What Employers Should Know About Counter Offers

When an executive or other top employee resigns, your first instinct may be to extend a counter offer to entice them to stay. Talent searches are time-consuming and costly, and turnaround negatively affects employee morale, especially in the top tiers of company leadership. While two-thirds of executives say employees usually accept counter offers, 78 per cent of CFOs say they do not extend counter offers as a practice. Here are some of the reasons why you may want to follow suit.

Setting the right precedent

One of the top reasons companies cite for not extending counter offers is the belief that it sets a bad precedent for other employees. It may prompt others to start their own job searches in hopes of receiving a pay raise, creating a "ripple effect” that could upset the whole pay structure. Even someone who is happy in their position can become resentful if they see someone receive a pay increase after threatening to leave. To avoid this situation, companies should review compensation levels on a regular basis to ensure they’re offering competitive salaries and benefits packages. Paid holiday time, flexible work arrangements, and other perks can go a long way toward keeping employees happy. 

Effective retention strategy or short-term gain?

More often than not, an employee who accepts a counter offer is back on the job market soon afterwards anyway. According to a study out of the UK, 60 per cent of those who accept counter offers are back on the job market within 6 months. A salary increase can’t always make up for their original reasons for leaving, provided those reasons were not solely related to compensation. If they are no longer feeling challenged in the position or they feel they’re not a good fit for the overall company culture, additional pay is unlikely to make them happy enough to stay. However, you might decide that you want to keep this employee until you are able to find a replacement - in that case, it could be worth it to reach a mutual, short-term agreement with the employee. This could also be a great opportunity to talk to the employee about what could be done differently on the company’s part. Then, work toward creating a culture where employees can bring forth these concerns before they think about leaving.  

Asking the wrong question?

Perhaps the question of counter offers is not the one we should be asking. Waiting until a top employee leaves to consider retention strategies is not ideal. So how can companies keep their top talent happy? Research shows that executives in particular stay longest with companies that provide growth opportunities. Even if they’ve already advanced to the top ranks of leadership, employees want to feel like they’re learning new skills and forming new relationships. Keeping employees engaged and compensating them fairly can help prevent the need for considering a counter offer to begin with.

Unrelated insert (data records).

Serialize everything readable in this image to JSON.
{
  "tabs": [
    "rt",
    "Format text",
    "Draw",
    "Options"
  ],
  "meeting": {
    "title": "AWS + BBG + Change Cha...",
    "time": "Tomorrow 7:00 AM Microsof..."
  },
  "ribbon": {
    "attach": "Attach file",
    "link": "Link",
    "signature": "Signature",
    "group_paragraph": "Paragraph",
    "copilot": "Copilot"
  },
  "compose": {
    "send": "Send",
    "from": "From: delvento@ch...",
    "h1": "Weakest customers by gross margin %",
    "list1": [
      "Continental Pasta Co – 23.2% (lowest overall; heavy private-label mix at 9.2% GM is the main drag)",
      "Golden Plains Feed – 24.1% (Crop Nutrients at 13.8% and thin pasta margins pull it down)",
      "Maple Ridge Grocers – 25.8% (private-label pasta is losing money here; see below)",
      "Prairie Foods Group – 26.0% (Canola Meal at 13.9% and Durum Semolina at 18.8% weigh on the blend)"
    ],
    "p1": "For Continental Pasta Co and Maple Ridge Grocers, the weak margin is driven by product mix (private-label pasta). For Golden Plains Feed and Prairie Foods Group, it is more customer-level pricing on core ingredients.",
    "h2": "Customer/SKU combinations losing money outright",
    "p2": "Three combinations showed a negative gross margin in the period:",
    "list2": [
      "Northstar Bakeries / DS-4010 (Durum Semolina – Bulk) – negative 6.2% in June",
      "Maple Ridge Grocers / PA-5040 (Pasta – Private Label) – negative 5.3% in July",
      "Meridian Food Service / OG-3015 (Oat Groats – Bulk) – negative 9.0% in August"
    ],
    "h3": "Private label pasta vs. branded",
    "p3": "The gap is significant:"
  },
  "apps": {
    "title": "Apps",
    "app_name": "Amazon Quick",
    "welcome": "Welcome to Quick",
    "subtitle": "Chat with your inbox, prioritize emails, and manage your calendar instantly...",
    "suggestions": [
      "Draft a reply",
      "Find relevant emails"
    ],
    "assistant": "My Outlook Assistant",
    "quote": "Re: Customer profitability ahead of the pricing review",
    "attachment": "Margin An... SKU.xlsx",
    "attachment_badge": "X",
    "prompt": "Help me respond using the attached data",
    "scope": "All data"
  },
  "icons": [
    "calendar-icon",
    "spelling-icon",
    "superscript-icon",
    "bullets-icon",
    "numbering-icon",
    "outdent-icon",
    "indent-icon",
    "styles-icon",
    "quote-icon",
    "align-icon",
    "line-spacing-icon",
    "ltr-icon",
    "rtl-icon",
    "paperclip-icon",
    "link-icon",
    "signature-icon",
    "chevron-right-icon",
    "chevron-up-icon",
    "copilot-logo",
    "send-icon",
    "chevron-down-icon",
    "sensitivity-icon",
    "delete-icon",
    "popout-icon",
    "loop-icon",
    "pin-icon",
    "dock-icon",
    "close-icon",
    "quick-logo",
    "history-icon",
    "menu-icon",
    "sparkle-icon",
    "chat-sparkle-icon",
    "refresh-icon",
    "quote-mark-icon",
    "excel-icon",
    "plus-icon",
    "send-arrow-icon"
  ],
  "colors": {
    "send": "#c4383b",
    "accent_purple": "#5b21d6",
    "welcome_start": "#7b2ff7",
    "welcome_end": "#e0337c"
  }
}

Regardless of whether you decide to propose a counter offer, it’s important to keep the lines of communication open with a resigning employee. Make sure to thank them for their contributions to the company and ask them if they would be willing to help out with any issues that may come up after their departure. If you decide it’s worth it to entice them to stay on a while longer, be sure to learn all you can about how the company can work to retain top performers in the future.